- _Source data_:
————

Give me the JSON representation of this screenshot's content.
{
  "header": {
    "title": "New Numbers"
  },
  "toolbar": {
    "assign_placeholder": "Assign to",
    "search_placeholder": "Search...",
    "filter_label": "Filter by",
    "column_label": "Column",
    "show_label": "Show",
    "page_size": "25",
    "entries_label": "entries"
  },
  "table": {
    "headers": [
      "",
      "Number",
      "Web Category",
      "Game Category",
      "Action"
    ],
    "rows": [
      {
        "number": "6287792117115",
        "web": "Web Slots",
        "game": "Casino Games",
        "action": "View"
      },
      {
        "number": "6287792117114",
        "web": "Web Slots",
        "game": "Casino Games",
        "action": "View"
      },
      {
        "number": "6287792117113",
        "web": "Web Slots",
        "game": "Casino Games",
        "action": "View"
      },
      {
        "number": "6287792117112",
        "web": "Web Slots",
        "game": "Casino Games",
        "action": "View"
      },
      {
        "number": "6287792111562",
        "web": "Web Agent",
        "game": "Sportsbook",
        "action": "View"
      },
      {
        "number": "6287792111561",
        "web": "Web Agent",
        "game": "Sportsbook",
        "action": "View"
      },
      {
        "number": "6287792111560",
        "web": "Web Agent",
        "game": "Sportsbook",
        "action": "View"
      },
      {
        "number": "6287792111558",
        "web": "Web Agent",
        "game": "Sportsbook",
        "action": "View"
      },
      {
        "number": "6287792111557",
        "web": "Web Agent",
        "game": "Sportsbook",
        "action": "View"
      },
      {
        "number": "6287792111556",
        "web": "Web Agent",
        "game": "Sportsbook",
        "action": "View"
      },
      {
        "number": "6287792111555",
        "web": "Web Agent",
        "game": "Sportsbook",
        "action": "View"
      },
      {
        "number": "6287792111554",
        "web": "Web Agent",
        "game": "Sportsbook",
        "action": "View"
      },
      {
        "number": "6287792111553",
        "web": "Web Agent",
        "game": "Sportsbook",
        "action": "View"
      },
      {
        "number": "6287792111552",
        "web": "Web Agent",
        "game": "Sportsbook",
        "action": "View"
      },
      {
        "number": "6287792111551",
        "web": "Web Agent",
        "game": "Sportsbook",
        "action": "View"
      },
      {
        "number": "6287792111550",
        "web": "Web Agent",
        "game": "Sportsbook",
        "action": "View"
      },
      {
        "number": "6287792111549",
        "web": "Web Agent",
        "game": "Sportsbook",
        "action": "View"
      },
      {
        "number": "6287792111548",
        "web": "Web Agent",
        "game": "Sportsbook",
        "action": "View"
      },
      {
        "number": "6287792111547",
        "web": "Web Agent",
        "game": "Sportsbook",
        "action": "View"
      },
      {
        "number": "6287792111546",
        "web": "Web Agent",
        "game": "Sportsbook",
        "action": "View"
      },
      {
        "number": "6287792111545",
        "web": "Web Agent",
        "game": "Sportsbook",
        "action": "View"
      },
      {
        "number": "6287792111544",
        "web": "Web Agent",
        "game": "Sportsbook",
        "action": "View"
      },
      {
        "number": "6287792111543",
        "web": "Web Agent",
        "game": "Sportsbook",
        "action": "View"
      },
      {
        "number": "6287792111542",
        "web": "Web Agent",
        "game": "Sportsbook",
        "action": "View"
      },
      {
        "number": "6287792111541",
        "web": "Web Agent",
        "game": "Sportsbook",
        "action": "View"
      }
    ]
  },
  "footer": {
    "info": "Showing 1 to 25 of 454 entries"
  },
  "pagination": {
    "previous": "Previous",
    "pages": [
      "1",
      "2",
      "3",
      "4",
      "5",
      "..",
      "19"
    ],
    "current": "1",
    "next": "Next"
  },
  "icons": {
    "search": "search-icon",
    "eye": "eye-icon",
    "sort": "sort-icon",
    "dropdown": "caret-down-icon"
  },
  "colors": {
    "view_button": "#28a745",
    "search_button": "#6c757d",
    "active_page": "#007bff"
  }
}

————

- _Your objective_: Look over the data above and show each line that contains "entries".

- _Solution to this task_:
    "entries_label": "entries"
    "info": "Showing 1 to 25 of 454 entries"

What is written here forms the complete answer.